While writing this review, I realized I was getting overly-philosophical, in part due to the layers and layers that pile up to make the album. It didn’t help that I recently read Octavia Butler’s The Parable of Sower. At one point, the protagonist Lauren Olamina is forced to flee her safe, gated-community after a break-in. She and her allies are walking along a freeway, headed to an idea of safety, surrounded by fires and strangers and constant danger. I think how “Satudarah” in particular is a soundtrack to a gritty, fictional post-apocalyptic world. I think about how Amen Dunes already knows we are living in them. The soundtrack to a world where five bombs go off and the government doesn’t care. Where it’s too easy to scroll past the latest school shooting that barely makes a dent in the news feed. Where unethical surveillance practices keep people on their toes just long enough for online platforms to code sneakier surveillance practices until the next one drops.
Like many of Amen Dunes songs, this is a world without structure, without chorus, a world where we are all mumbling and wandering and searching. For a prophet? For guidance? Or for that vacancy as quoted by Agnes Martin at the beginning of the record? It is a world of change, one that can bring joy as much as pain, one that can allow the possibility of breaking barriers as much as being restrained by them. A world of heroes and anti-heroes, whether famous surfers or motorcycle gangs or everyday teenagers trying to find a peaceful way to exist. A world where the dirt underground deserves as much sunlight as the filth we see every day.
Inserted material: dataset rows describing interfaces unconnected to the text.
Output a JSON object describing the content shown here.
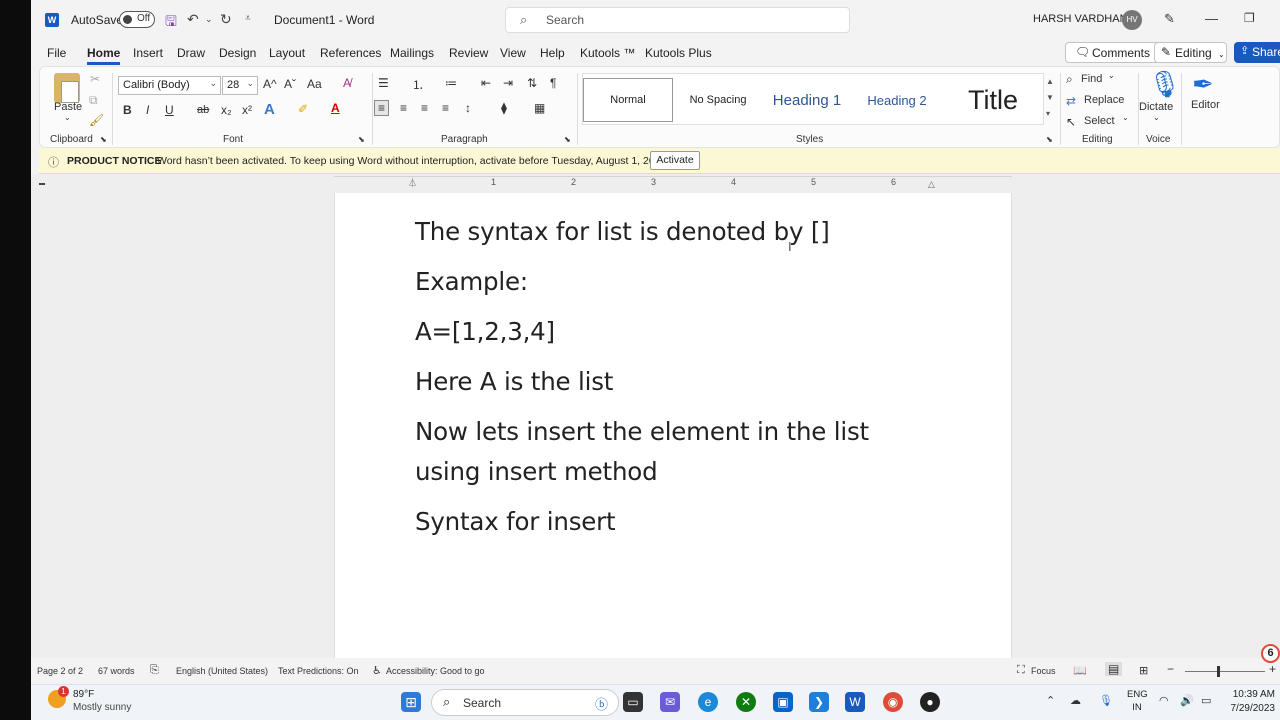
{
  "titlebar": {
    "app_icon": "word-logo",
    "autosave_label": "AutoSave",
    "autosave_state": "Off",
    "document_title": "Document1 - Word",
    "search_placeholder": "Search",
    "user_name": "HARSH VARDHAN",
    "user_initials": "HV"
  },
  "menu": {
    "tabs": [
      "File",
      "Home",
      "Insert",
      "Draw",
      "Design",
      "Layout",
      "References",
      "Mailings",
      "Review",
      "View",
      "Help",
      "Kutools ™",
      "Kutools Plus"
    ],
    "active_tab": "Home",
    "comments_label": "Comments",
    "editing_label": "Editing",
    "share_label": "Share"
  },
  "ribbon": {
    "clipboard": {
      "paste_label": "Paste",
      "group_label": "Clipboard"
    },
    "font": {
      "font_name": "Calibri (Body)",
      "font_size": "28",
      "bold": "B",
      "italic": "I",
      "underline": "U",
      "strikethrough": "ab",
      "subscript": "x₂",
      "superscript": "x²",
      "grow": "A^",
      "shrink": "Aˇ",
      "change_case": "Aa",
      "group_label": "Font"
    },
    "paragraph": {
      "group_label": "Paragraph"
    },
    "styles": {
      "items": [
        "Normal",
        "No Spacing",
        "Heading 1",
        "Heading 2",
        "Title"
      ],
      "selected": "Normal",
      "group_label": "Styles"
    },
    "editing": {
      "find_label": "Find",
      "replace_label": "Replace",
      "select_label": "Select",
      "group_label": "Editing"
    },
    "voice": {
      "dictate_label": "Dictate",
      "group_label": "Voice"
    },
    "editor": {
      "editor_label": "Editor"
    }
  },
  "notice": {
    "title": "PRODUCT NOTICE",
    "message": "Word hasn’t been activated. To keep using Word without interruption, activate before Tuesday, August 1, 2023.",
    "button_label": "Activate"
  },
  "ruler": {
    "numbers": [
      "1",
      "2",
      "3",
      "4",
      "5",
      "6"
    ]
  },
  "document": {
    "lines": [
      "The syntax for list is denoted by []",
      "Example:",
      "A=[1,2,3,4]",
      "Here A is the list",
      "Now lets insert the element in the list",
      "using insert method",
      "Syntax for insert"
    ]
  },
  "statusbar": {
    "page_info": "Page 2 of 2",
    "word_count": "67 words",
    "language": "English (United States)",
    "text_predictions": "Text Predictions: On",
    "accessibility": "Accessibility: Good to go",
    "focus_label": "Focus",
    "badge_number": "6"
  },
  "taskbar": {
    "temperature": "89°F",
    "condition": "Mostly sunny",
    "weather_badge": "1",
    "search_label": "Search",
    "lang_line1": "ENG",
    "lang_line2": "IN",
    "time": "10:39 AM",
    "date": "7/29/2023"
  },
  "colors": {
    "accent": "#185abd",
    "notice_bg": "#fcf7d5",
    "taskbar_bg": "#f0f4f9"
  }
}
And while this is an album that can be picked apart again and again until the bones are licked clean, it’s also a great album to just enjoy on the surface: it is a beautiful achievement that lands on the promise of McMahon’s earlier work. I think about how unlike a character in a dystopian nightmares like Lauren Olamina, most of us would be totally unprepared and fucked if we were to live in that post-society. But at least we’d have the perfect soundtrack to go out on before the dogs get to our corpses.